    using microfortnights = std::chrono::duration<float, std::ratio<14*24*60*60, 1000000>>;
    using nanocenturies = std::chrono::duration<float, std::ratio<100*year, 1000000000>>;
    std::chrono::seconds sec(1);
    std::cout << "1 second is:\n";
    // integer scale conversion with no precision loss: no cast
    std::cout << std::chrono::microseconds(sec).count() << " microseconds\n"
              << shakes(sec).count() << " shakes\n"
              << jiffies(sec).count() << " jiffies\n";
    // integer scale conversion with precision loss: requires a cast
    std::cout << std::chrono::duration_cast<std::chrono::minutes>(sec).count()
              << " minutes\n";
    // floating-point scale conversion: no cast
    std::cout << microfortnights(sec).count() << " microfortnights\n"
              << nanocenturies(sec).count() << " nanocenturies\n";


A clock consists of a starting point (or epoch) and a tick rate. For example, a clock may have an epoch of February 22, 1996 and tick every second. C++ defines three clock types:

  • system_clock-It is the current time according to the system (regular clock which we see on the toolbar of the computer). It is written as- std::chrono::system_clock
  • steady_clock-It is a monotonic clock that will never be adjusted.It goes at a uniform rate. It is written as- std::chrono::steady_clock
  • high_resolution_clock– It provides the smallest possible tick period. It is written as-std::chrono::high_resolution_clock
now[static]returns a std::chrono::time_point representing the current point in time
(for all three types)
to_time_t[static]converts a system clock time point to std::time_t
from_time_t[static]converts std::time_t to a system clock time point
#include <iostream> 
#include <chrono> 
#include <ctime> 

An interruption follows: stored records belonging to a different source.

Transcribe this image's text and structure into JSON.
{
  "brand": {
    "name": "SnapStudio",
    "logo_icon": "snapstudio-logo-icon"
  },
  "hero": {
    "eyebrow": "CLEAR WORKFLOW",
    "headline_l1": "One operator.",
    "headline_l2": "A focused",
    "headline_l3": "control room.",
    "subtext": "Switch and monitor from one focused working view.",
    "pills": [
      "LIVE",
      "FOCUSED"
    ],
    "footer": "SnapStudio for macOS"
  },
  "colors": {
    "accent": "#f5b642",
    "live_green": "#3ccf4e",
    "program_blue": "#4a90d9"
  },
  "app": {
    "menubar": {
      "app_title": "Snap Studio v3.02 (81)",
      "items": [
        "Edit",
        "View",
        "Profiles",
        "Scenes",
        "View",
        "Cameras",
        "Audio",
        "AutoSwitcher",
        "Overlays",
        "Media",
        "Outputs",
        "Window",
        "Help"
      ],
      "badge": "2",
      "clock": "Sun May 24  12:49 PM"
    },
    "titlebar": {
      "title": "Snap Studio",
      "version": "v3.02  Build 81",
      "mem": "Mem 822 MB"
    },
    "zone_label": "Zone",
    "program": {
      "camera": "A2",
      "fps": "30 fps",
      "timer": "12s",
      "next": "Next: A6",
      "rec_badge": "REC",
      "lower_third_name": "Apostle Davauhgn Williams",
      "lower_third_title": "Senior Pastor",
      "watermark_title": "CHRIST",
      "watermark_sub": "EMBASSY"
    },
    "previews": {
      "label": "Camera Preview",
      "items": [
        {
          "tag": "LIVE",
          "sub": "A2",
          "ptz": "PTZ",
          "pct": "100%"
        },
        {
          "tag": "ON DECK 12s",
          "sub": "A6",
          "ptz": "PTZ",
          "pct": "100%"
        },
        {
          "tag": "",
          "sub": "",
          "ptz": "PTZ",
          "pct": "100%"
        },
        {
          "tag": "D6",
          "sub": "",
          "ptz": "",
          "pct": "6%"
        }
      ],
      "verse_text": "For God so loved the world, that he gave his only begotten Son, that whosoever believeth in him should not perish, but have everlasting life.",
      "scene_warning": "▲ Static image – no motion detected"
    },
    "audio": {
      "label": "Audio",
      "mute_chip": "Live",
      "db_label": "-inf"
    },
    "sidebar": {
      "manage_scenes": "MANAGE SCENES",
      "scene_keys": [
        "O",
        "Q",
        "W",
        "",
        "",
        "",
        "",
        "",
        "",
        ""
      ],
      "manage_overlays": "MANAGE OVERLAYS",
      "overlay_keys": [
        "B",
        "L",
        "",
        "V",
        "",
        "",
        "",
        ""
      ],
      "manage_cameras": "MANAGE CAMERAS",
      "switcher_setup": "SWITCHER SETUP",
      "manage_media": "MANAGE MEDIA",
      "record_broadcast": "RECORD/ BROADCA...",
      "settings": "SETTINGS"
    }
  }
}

// Function to calculate 
// Fibonacci series 
long fibonacci(unsigned n) 
    if (n < 2) return n; 
    return fibonacci(n-1) + fibonacci(n-2); 
int main() 
    // Using time point and system_clock 
    std::chrono::time_point<std::chrono::system_clock> start, end; 
    start = std::chrono::system_clock::now(); 
    std::cout << "f(42) = " << fibonacci(42) << '\n'; 
    end = std::chrono::system_clock::now(); 
    std::chrono::duration<double> elapsed_seconds = end - start; 
    std::time_t end_time = std::chrono::system_clock::to_time_t(end); 
    std::cout << "finished computation at " << std::ctime(&end_time) 
              << "elapsed time: " << elapsed_seconds.count() << "s\n";
auto start = std::chrono::high_resolution_clock::now();
auto elapsed = std::chrono::high_resolution_clock::now() - start;
long long microseconds = std::chrono::duration_cast<std::chrono::microseconds>(elapsed).count();
std::chrono::system_clock::time_point now = std::chrono::system_clock::now();
std::time_t t_c = std::chrono::system_clock::to_time_t(now - std::chrono::hours(24));
std::cout << "24 hours ago, the time was "
          << std::put_time(std::localtime(&t_c), "%F %T") << '\n';
std::chrono::steady_clock::time_point start = std::chrono::steady_clock::now();
std::cout << "Hello World\n";
std::chrono::steady_clock::time_point end = std::chrono::steady_clock::now();
std::cout << "Printing took "
          << std::chrono::duration_cast<std::chrono::microseconds>(end - start).count()
          << "us.\n";